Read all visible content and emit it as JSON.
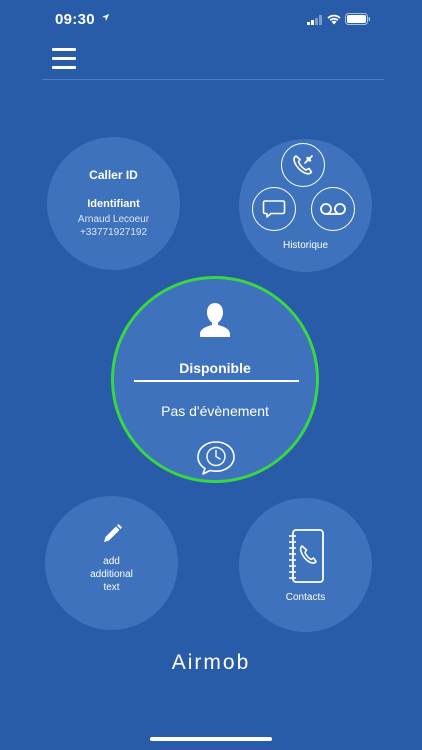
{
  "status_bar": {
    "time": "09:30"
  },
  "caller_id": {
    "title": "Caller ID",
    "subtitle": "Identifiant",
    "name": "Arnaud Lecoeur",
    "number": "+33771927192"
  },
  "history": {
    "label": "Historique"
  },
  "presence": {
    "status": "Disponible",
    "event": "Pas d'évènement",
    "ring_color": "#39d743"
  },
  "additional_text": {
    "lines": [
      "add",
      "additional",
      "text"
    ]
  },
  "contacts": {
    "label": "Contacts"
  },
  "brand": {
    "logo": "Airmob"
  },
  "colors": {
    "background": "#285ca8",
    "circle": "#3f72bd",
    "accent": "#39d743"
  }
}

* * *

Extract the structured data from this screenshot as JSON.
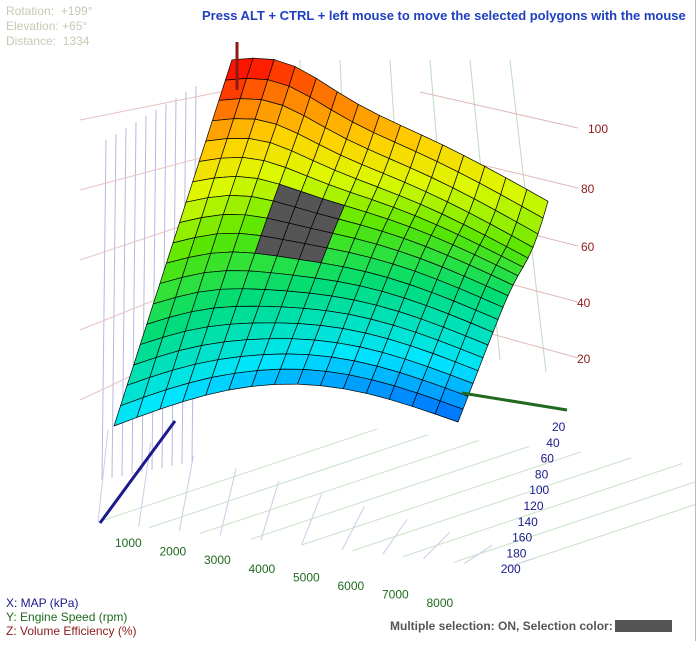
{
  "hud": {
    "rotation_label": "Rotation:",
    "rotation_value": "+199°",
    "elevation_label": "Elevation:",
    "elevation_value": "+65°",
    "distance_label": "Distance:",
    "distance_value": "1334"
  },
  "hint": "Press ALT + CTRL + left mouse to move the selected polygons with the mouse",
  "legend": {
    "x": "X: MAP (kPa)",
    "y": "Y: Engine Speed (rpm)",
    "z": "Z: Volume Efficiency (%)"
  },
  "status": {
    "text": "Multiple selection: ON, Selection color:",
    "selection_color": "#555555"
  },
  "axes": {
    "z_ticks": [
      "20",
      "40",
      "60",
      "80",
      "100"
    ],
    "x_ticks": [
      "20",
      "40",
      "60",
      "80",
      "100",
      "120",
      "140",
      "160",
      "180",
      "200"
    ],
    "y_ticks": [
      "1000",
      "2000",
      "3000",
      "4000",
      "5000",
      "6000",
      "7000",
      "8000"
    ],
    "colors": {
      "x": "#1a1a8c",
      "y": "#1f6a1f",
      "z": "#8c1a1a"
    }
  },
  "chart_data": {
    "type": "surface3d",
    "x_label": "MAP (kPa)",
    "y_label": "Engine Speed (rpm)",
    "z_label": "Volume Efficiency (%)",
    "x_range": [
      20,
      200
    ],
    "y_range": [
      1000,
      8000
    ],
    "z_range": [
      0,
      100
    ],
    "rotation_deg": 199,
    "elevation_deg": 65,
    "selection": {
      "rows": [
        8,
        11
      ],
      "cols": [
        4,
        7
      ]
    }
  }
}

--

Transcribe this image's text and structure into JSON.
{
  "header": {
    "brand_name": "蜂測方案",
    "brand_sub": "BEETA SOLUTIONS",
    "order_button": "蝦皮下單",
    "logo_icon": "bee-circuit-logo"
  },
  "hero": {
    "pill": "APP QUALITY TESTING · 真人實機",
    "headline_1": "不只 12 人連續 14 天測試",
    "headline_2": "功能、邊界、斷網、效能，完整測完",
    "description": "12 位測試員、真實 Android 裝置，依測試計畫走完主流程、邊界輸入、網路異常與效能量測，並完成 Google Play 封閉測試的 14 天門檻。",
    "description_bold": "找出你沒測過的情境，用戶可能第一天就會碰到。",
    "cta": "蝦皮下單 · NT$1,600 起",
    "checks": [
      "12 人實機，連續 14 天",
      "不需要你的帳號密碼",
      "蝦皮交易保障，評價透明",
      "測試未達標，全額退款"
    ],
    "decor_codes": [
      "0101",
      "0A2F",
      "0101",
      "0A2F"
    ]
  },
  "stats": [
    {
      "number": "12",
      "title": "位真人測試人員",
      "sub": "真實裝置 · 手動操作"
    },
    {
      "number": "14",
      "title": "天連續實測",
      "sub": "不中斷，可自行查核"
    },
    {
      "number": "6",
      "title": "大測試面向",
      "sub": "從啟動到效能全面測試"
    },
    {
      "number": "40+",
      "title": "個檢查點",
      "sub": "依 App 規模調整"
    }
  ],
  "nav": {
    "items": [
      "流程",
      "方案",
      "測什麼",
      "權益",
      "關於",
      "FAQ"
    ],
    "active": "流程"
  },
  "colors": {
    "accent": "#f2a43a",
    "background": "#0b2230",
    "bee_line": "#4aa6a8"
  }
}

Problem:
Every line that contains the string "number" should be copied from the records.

Answer section:
    "number": "+33771927192"
      "number": "12",
      "number": "14",
      "number": "6",
      "number": "40+",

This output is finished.